The quest to secretly track music fans continues: Royal Philips Electronics and Digimarc announced last week that they have signed a new agreement that extends the licensing of Digimarc's digital watermarking patents to include audio applications as well as a broader range of video applications.

The companies say the new non-exclusive agreement now covers video and audio applications in professional, governmental, and consumer markets, "thus expanding the scope of applications and market opportunities of both companies' activities in digital watermarking."

Digimarc first signed a digital watermarking licensing agreement with Philips in April 2001 to support deployment of Philips' WaterCast digital video watermarking system. This agreement was extended in September 2001 to license additional applications to Philips and expand development and co-marketing activities. Also in 2001, Digimarc entered into litigation with watermarking rival Verance. The latest agreement with Philips extends watermarking applications to the audio domain.

Philips' Ronald Maandonks says, "It is increasingly important to be able to accurately identify content through the use of digital watermarking. The expansion of the licensing agreement with Digimarc confirms our respective leading positions in digital watermarking technology." Maandonks emphasizes that Philips was the first company to offer digital watermarking applications in both video and audio, and the company hopes to continue expanding those markets.

Digimarc's Reed Stager adds, "Extending our cooperation with Philips reflects the recent increase in commercial interest and use of digital watermarking, and Philips is continuing to develop and drive innovative new audio and video products and services into the market."

Others are not so sure of watermarking's benefits.

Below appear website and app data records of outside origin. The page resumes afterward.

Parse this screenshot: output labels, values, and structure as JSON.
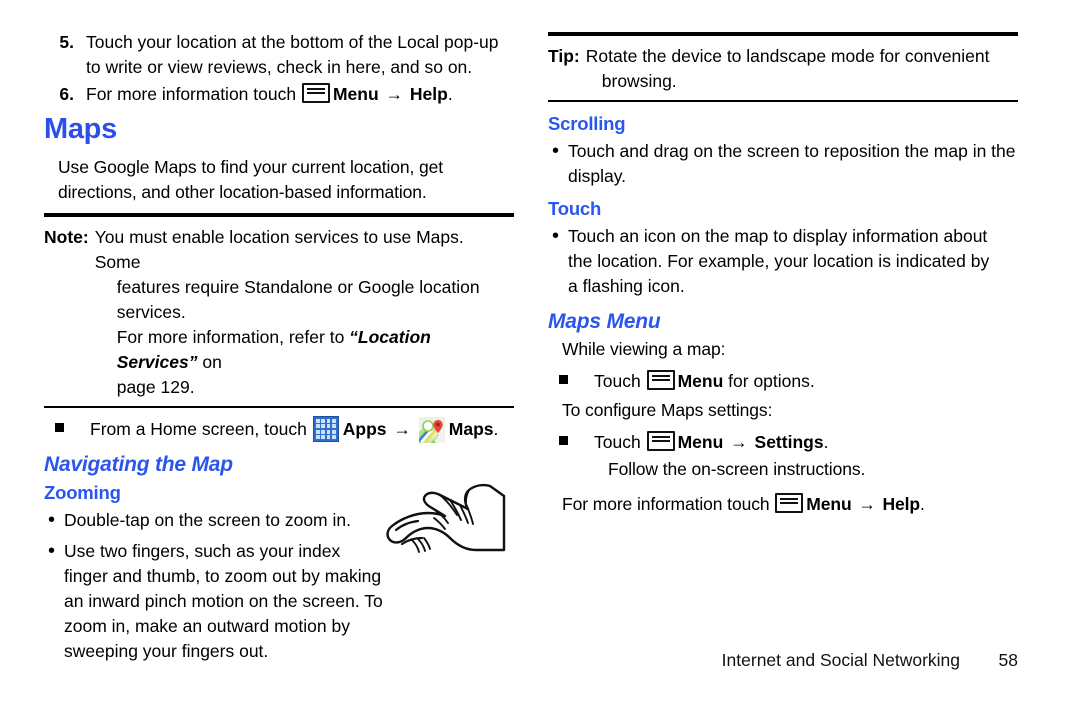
{
  "document": {
    "left_column": {
      "steps": [
        {
          "num": "5.",
          "text": "Touch your location at the bottom of the Local pop-up to write or view reviews, check in here, and so on."
        }
      ],
      "step6": {
        "num": "6.",
        "prefix": "For more information touch",
        "menu_label": "Menu",
        "arrow": "→",
        "target_label": "Help",
        "suffix": "."
      },
      "heading_maps": "Maps",
      "intro": "Use Google Maps to find your current location, get directions, and other location-based information.",
      "note": {
        "label": "Note:",
        "line1": "You must enable location services to use Maps. Some",
        "line2": "features require Standalone or Google location services.",
        "line3_pre": "For more information, refer to ",
        "line3_italic": "“Location Services”",
        "line3_post": " on",
        "line4": "page 129."
      },
      "apps_step": {
        "prefix": "From a Home screen, touch",
        "apps_label": "Apps",
        "arrow": "→",
        "maps_label": "Maps",
        "suffix": "."
      },
      "heading_navigating": "Navigating the Map",
      "heading_zooming": "Zooming",
      "bullets": [
        "Double-tap on the screen to zoom in.",
        "Use two fingers, such as your index finger and thumb, to zoom out by making an inward pinch motion on the screen. To zoom in, make an outward motion by sweeping your fingers out."
      ]
    },
    "right_column": {
      "tip": {
        "label": "Tip:",
        "line1": "Rotate the device to landscape mode for convenient",
        "line2": "browsing."
      },
      "heading_scrolling": "Scrolling",
      "scrolling_bullets": [
        "Touch and drag on the screen to reposition the map in the display."
      ],
      "heading_touch": "Touch",
      "touch_bullets": [
        "Touch an icon on the map to display information about the location. For example, your location is indicated by a flashing icon."
      ],
      "heading_maps_menu": "Maps Menu",
      "while_viewing": "While viewing a map:",
      "menu_options_item": {
        "prefix": "Touch",
        "menu_label": "Menu",
        "suffix": "for options."
      },
      "to_configure": "To configure Maps settings:",
      "settings_item": {
        "prefix": "Touch",
        "menu_label": "Menu",
        "arrow": "→",
        "target_label": "Settings",
        "suffix": "."
      },
      "follow_instructions": "Follow the on-screen instructions.",
      "more_info": {
        "prefix": "For more information touch",
        "menu_label": "Menu",
        "arrow": "→",
        "target_label": "Help",
        "suffix": "."
      }
    },
    "footer": {
      "section": "Internet and Social Networking",
      "page_number": "58"
    },
    "icons": {
      "menu": "menu-icon",
      "apps": "apps-grid-icon",
      "maps": "google-maps-icon",
      "hand": "pinch-hand-illustration"
    },
    "colors": {
      "heading_blue": "#2b4fe8",
      "subheading_blue": "#2b56ee",
      "text_black": "#000000"
    }
  }
}
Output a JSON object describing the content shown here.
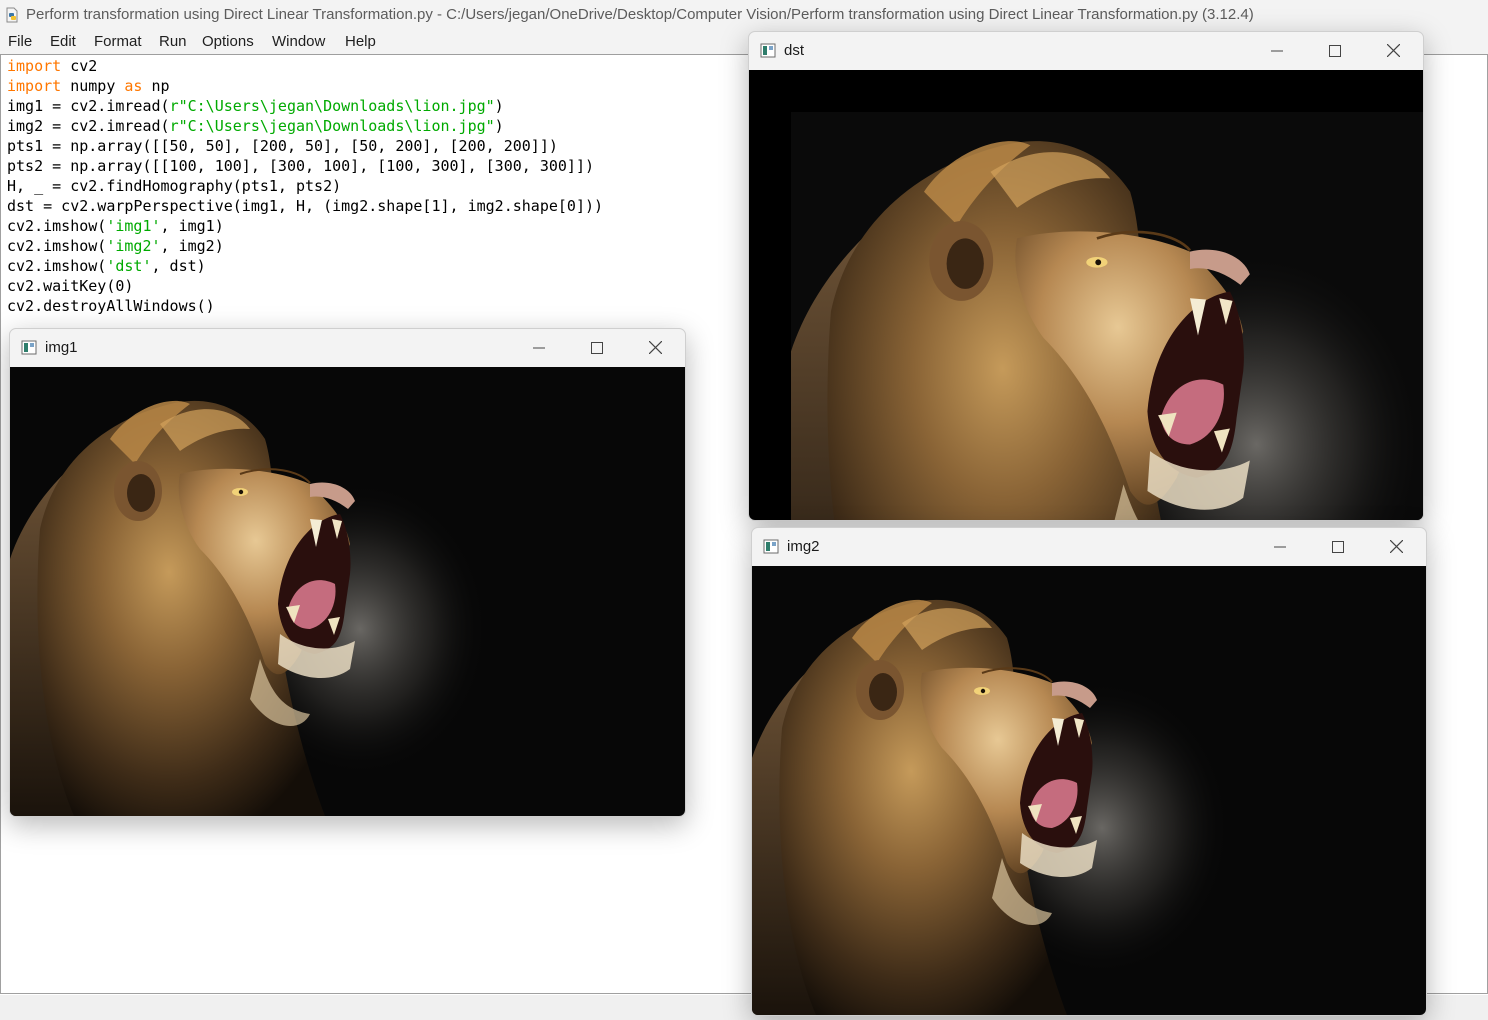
{
  "idle": {
    "title": "Perform transformation using Direct Linear Transformation.py - C:/Users/jegan/OneDrive/Desktop/Computer Vision/Perform transformation using Direct Linear Transformation.py (3.12.4)",
    "menu": [
      "File",
      "Edit",
      "Format",
      "Run",
      "Options",
      "Window",
      "Help"
    ],
    "code_lines": [
      [
        [
          "kw",
          "import"
        ],
        [
          "",
          " cv2"
        ]
      ],
      [
        [
          "kw",
          "import"
        ],
        [
          "",
          " numpy "
        ],
        [
          "kw",
          "as"
        ],
        [
          "",
          " np"
        ]
      ],
      [
        [
          "",
          "img1 = cv2.imread("
        ],
        [
          "str",
          "r\"C:\\Users\\jegan\\Downloads\\lion.jpg\""
        ],
        [
          "",
          ")"
        ]
      ],
      [
        [
          "",
          "img2 = cv2.imread("
        ],
        [
          "str",
          "r\"C:\\Users\\jegan\\Downloads\\lion.jpg\""
        ],
        [
          "",
          ")"
        ]
      ],
      [
        [
          "",
          "pts1 = np.array([[50, 50], [200, 50], [50, 200], [200, 200]])"
        ]
      ],
      [
        [
          "",
          "pts2 = np.array([[100, 100], [300, 100], [100, 300], [300, 300]])"
        ]
      ],
      [
        [
          "",
          "H, _ = cv2.findHomography(pts1, pts2)"
        ]
      ],
      [
        [
          "",
          "dst = cv2.warpPerspective(img1, H, (img2.shape[1], img2.shape[0]))"
        ]
      ],
      [
        [
          "",
          "cv2.imshow("
        ],
        [
          "str",
          "'img1'"
        ],
        [
          "",
          ", img1)"
        ]
      ],
      [
        [
          "",
          "cv2.imshow("
        ],
        [
          "str",
          "'img2'"
        ],
        [
          "",
          ", img2)"
        ]
      ],
      [
        [
          "",
          "cv2.imshow("
        ],
        [
          "str",
          "'dst'"
        ],
        [
          "",
          ", dst)"
        ]
      ],
      [
        [
          "",
          "cv2.waitKey(0)"
        ]
      ],
      [
        [
          "",
          "cv2.destroyAllWindows()"
        ]
      ]
    ],
    "syntax_colors": {
      "keyword": "#ff7700",
      "string": "#00aa00"
    }
  },
  "windows": {
    "img1": {
      "title": "img1"
    },
    "dst": {
      "title": "dst"
    },
    "img2": {
      "title": "img2"
    }
  }
}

Digital rights advocates, such as the Electronic Frontier Foundation (EFF), point out that watermarking may be an invasion of consumer privacy and "usually prevents the public from exercising most types of fair use—and [watermarks] do not expire when a work is due to pass into the public domain."